Update: Mr Commonsense suggests that the guy is a Romanian rather than a southern Slav gypsy, and that he learnt English begging in the UK, from which he was deported and to which he has decided not to return. Or that he has school-age and school-attending relatives in the UK, who have discovered Google Translate. Or something. So a victory for Theresa May!

2015/04/01

Sandwish

"All day I've faced, the barren waste,
without a taste of...

Can you see that big green tree,
Where the sandwish's running free,
And it's waiting there for you and me?"

I do Cool Water with the organ, and it's a great favourite, but the other day I made the mistake of introducing the mirage song as a possible gloss on Psalms 42:1: "As the hart panteth after the water brooks, so panteth my soul after thee, O God." Afterwards a clergyman came up to me and said, "The problem with you atheists is that you are stricken by paranoia and see God everywhere."

Here, to give Hank Williams a rest, are The Sons Of The Pioneers with their 1947 hit version:

(H/t CH)

2015/03/30

French lessons: Grannie on her bike rides across the pool

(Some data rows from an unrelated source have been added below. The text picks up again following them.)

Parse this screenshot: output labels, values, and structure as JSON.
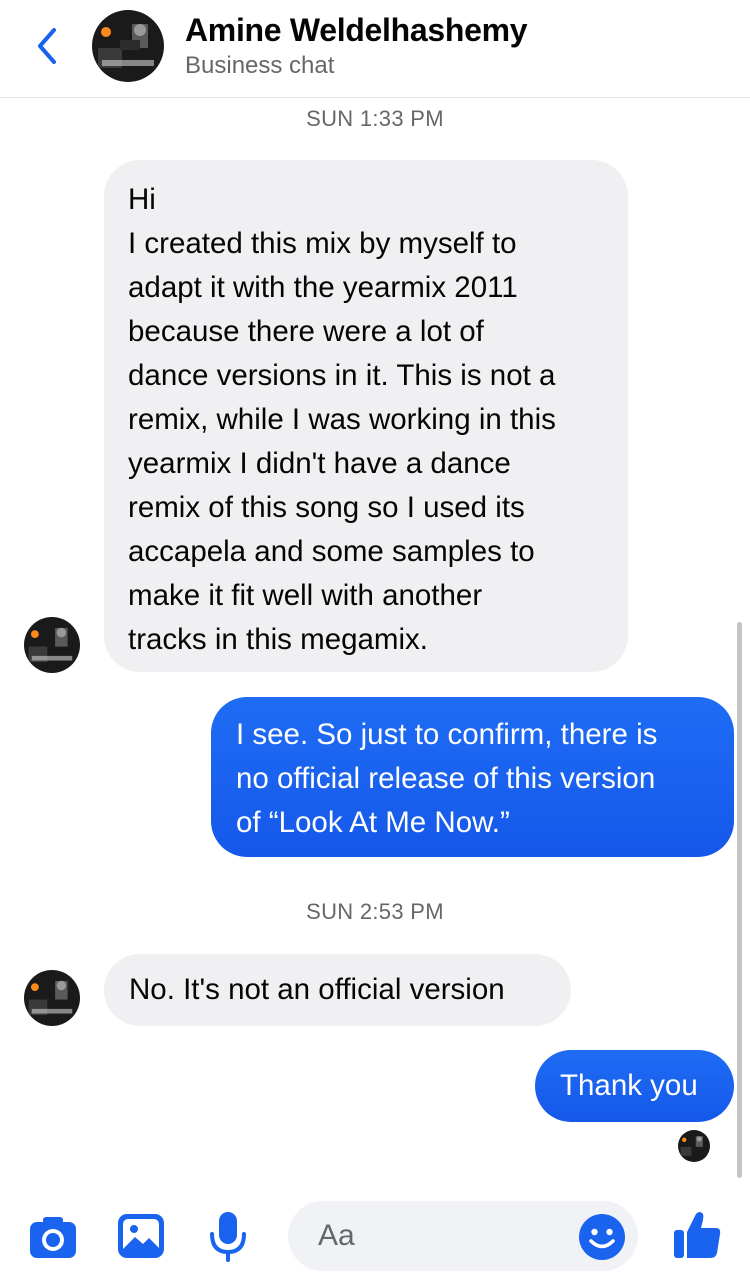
{
  "header": {
    "name": "Amine Weldelhashemy",
    "subtitle": "Business chat",
    "back_icon": "chevron-left-icon"
  },
  "colors": {
    "accent": "#1a63ee",
    "incoming_bubble": "#f0f0f2",
    "outgoing_bubble": "#1a63ee",
    "secondary_text": "#65676b"
  },
  "conversation": {
    "timestamp_1": "SUN 1:33 PM",
    "message_1": {
      "sender": "contact",
      "lines": [
        "Hi",
        "I created this mix by myself to",
        "adapt it with the yearmix 2011",
        "because there were a lot of",
        "dance versions in it. This is not a",
        "remix, while I was working in this",
        "yearmix I didn't have a dance",
        "remix of this song so I used its",
        "accapela and some samples to",
        "make it fit well with another",
        "tracks in this megamix."
      ]
    },
    "message_2": {
      "sender": "me",
      "lines": [
        "I see. So just to confirm, there is",
        "no official release of this version",
        "of “Look At Me Now.”"
      ]
    },
    "timestamp_2": "SUN 2:53 PM",
    "message_3": {
      "sender": "contact",
      "lines": [
        "No. It's not an official version"
      ]
    },
    "message_4": {
      "sender": "me",
      "lines": [
        "Thank you"
      ]
    }
  },
  "composer": {
    "placeholder": "Aa",
    "icons": [
      "camera-icon",
      "gallery-icon",
      "microphone-icon",
      "emoji-icon",
      "thumbs-up-icon"
    ]
  }
}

Boby Lapointe, an obsessive, deranged comic genius who seems to have drunk himself to death aged 50, points to one of the delicious traps lying in wait for elephants who proceed beyond their French-English phrasebooks - the fact that of the supposed infinity of possible sentences in natural language, most are nonsense:

What time is it? Quelle heure est-il?
Deux heur´s moins deux : Two to two
Quelle heure est-il? What time is it?
Deux heures deux : Two two
De deux moins deux à deux heur´s deux voyons
ce qui se pass´
Consacrons-y notre class´

From two to two to two two. De deux heur´s
moins deux à deux heur´s deux
Daddy on his bike is riding to town
Papa à vélo-o se rend à la ville

From two to two to two two. De deux heur´s
moins deux à deux heur´s deux
My sister is swimming across the pool
Ma sœur, en nageant traverse la piscine.

From two to two to two two. De deux heur´s
moins deux à deux heur´s deux
Grannie is in bed eating her pudding
Grand-mère est au li-it, mangeant son pudding

From two to two to two two. De deux heur´s
moins deux à deux heur´s deux
Dreaming uncle John is petting the dog
Rêveur, oncle Joh-hon, caresse le chien.

Et maintenant vous possédez tout un voca-bu-lai-air´
Vous pouvez grâce à tous ces mots tenir "conversation"
Vous mélanger formant des phrases de mille manié-èr´
Mille "signi-fi-qua-tion"

From two to two to two two. De deux heur´s
moins deux à deux heur´s deux
The dog is swimming, he´s swimming to town
le chien nage, nage jusqu´à la ville

From two to two to two two. De deux heur´s
moins deux à deux heur´s deux
Grannie on her bike rides across the pool
Grand-mère à vélo traverse la piscine

From two to two to two two. De deux heur´s
moins deux à deux heur´s deux
My sister´s in bed, she eats uncle John
Ma sœur est au lit, ell´ mange Oncle John

From two to two to two two. De deux heur´s
moins deux à deux heur´s deux
Daddy is dreaming he pets his pudding
Papa en rêvant caresse son pudding

A creepy Occitan cokehead made me listen to "Ta Katie t'a quitté" a couple of years ago. I'm still trying to learn it by heart, and now I go through periods with Mr. Lapointe's entire repertoire on loop in order to anaesthetise myself against whatever stupid puff I'm writing. I have always meant to watch his first film - Truffaut's Tirez sur le pianiste / Shoot the piano player - and TPB still seems to be working where I am, so night-night.